or subsystems that cannot accomodate the changes that an evolving society
requires, and can cause early obsolescence of the whole system.
The parts of a system are always imperfect. In order for a system to
work effectively, the system as a whole must accomodate or tolerate imperfect
performance of the parts.
The art of system integration is the use of
procedures of thought and action that exhibit the above four characteristics
during system design and development. This art is best acquired by experience.
The curricula of the Department of Systems Engineering help students acquire
this art and the associated situational awareness through appropriately
guided team design experiences.
The core courses of the Systems Engineering Department deal primarily
with issues that pertain to whole systems (or whole subsystems); these
issues include problem definition, mathematical or computer modeling of
complex systems (including physical, economic, and social-preference variables),
optimal decision making (perhaps with multiple criteria), decision-making
and predicting with uncertain information, and procedures for conceptualizing
and controlling system behavior.

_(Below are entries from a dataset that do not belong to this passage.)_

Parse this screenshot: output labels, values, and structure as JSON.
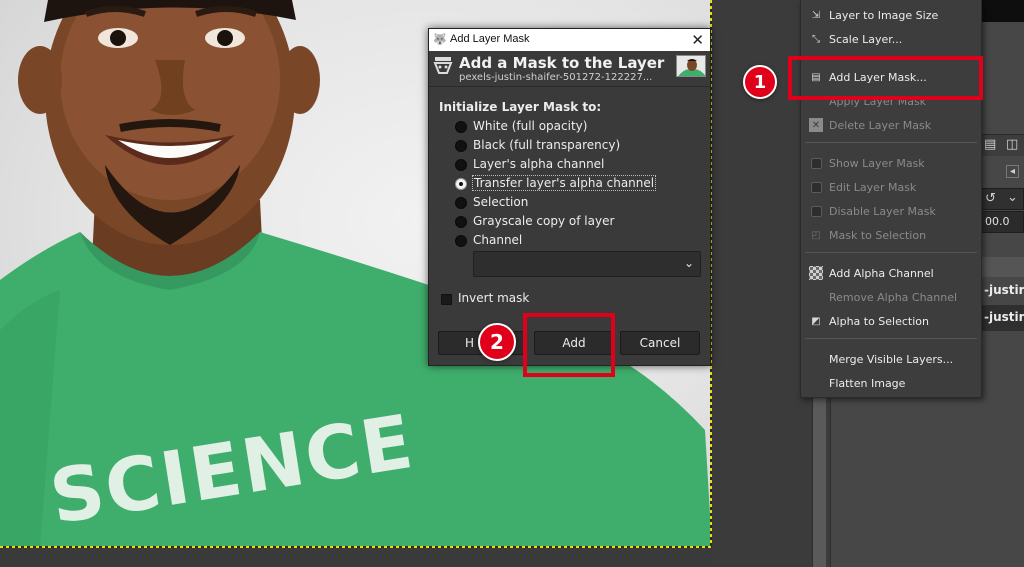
{
  "menu": {
    "items": [
      {
        "label": "Layer to Image Size",
        "enabled": true,
        "icon": "resize-icon"
      },
      {
        "label": "Scale Layer...",
        "enabled": true,
        "icon": "scale-icon"
      },
      {
        "label": "Add Layer Mask...",
        "enabled": true,
        "icon": "layer-mask-icon",
        "highlighted": true
      },
      {
        "label": "Apply Layer Mask",
        "enabled": false,
        "icon": ""
      },
      {
        "label": "Delete Layer Mask",
        "enabled": false,
        "icon": "delete-icon"
      },
      {
        "label": "Show Layer Mask",
        "enabled": false,
        "icon": "checkbox"
      },
      {
        "label": "Edit Layer Mask",
        "enabled": false,
        "icon": "checkbox"
      },
      {
        "label": "Disable Layer Mask",
        "enabled": false,
        "icon": "checkbox"
      },
      {
        "label": "Mask to Selection",
        "enabled": false,
        "icon": "mask-selection-icon"
      },
      {
        "label": "Add Alpha Channel",
        "enabled": true,
        "icon": "alpha-icon"
      },
      {
        "label": "Remove Alpha Channel",
        "enabled": false,
        "icon": ""
      },
      {
        "label": "Alpha to Selection",
        "enabled": true,
        "icon": "alpha-selection-icon"
      },
      {
        "label": "Merge Visible Layers...",
        "enabled": true,
        "icon": ""
      },
      {
        "label": "Flatten Image",
        "enabled": true,
        "icon": ""
      }
    ]
  },
  "dialog": {
    "window_title": "Add Layer Mask",
    "heading": "Add a Mask to the Layer",
    "subtitle": "pexels-justin-shaifer-501272-122227...",
    "section_label": "Initialize Layer Mask to:",
    "options": [
      {
        "label": "White (full opacity)",
        "selected": false
      },
      {
        "label": "Black (full transparency)",
        "selected": false
      },
      {
        "label": "Layer's alpha channel",
        "selected": false
      },
      {
        "label": "Transfer layer's alpha channel",
        "selected": true
      },
      {
        "label": "Selection",
        "selected": false
      },
      {
        "label": "Grayscale copy of layer",
        "selected": false
      },
      {
        "label": "Channel",
        "selected": false
      }
    ],
    "channel_value": "",
    "invert_label": "Invert mask",
    "invert_checked": false,
    "help_label": "H",
    "add_label": "Add",
    "cancel_label": "Cancel"
  },
  "dock": {
    "layer_name_1": "-justir",
    "layer_name_2": "-justir",
    "opacity_value": "00.0"
  },
  "photo": {
    "shirt_text": "SCIENCE",
    "shirt_color": "#3fae6d"
  },
  "annotations": {
    "badge_1": "1",
    "badge_2": "2",
    "color": "#e0001a"
  }
}
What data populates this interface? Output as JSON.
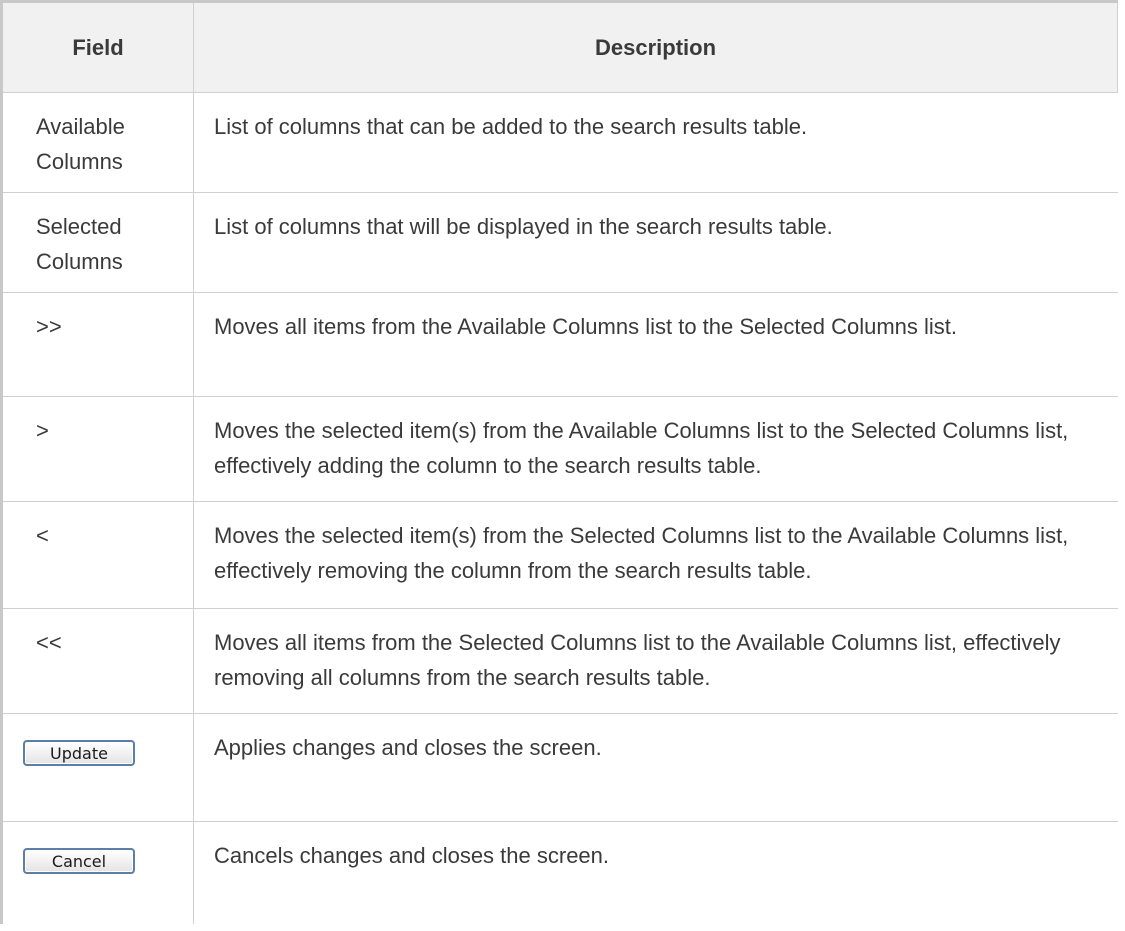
{
  "table": {
    "header": {
      "field": "Field",
      "description": "Description"
    },
    "rows": [
      {
        "field": "Available Columns",
        "description": "List of columns that can be added to the search results table."
      },
      {
        "field": "Selected Columns",
        "description": "List of columns that will be displayed in the search results table."
      },
      {
        "field": ">>",
        "description": "Moves all items from the Available Columns list to the Selected Columns list."
      },
      {
        "field": ">",
        "description": "Moves the selected item(s) from the Available Columns list to the Selected Columns list, effectively adding the column to the search results table."
      },
      {
        "field": "<",
        "description": "Moves the selected item(s) from the Selected Columns list to the Available Columns list, effectively removing the column from the search results table."
      },
      {
        "field": "<<",
        "description": "Moves all items from the Selected Columns list to the Available Columns list, effectively removing all columns from the search results table."
      },
      {
        "field_button": "Update",
        "description": "Applies changes and closes the screen."
      },
      {
        "field_button": "Cancel",
        "description": "Cancels changes and closes the screen."
      }
    ]
  },
  "colors": {
    "header_background": "#f1f1f1",
    "text": "#3a3a3a",
    "button_border": "#5b7fa6"
  }
}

Most systems have mechanical, electrical, and other aspects to them. They usually include one or more computers as well. For detailed design and analysis of these aspects of a system, we usually turn to a specialist in mechanical, electrical, or computer engineering. The specialty of the system engineer is in integrating the pieces of the system into an effective whole. These pieces are typically not mechanical, electrical, or computer in nature, but rather, functional in nature; hence, they often belong more nearly to the systems engineering specialty than to any other. The combined efforts of engineers of various specialties are needed to produce an effective system.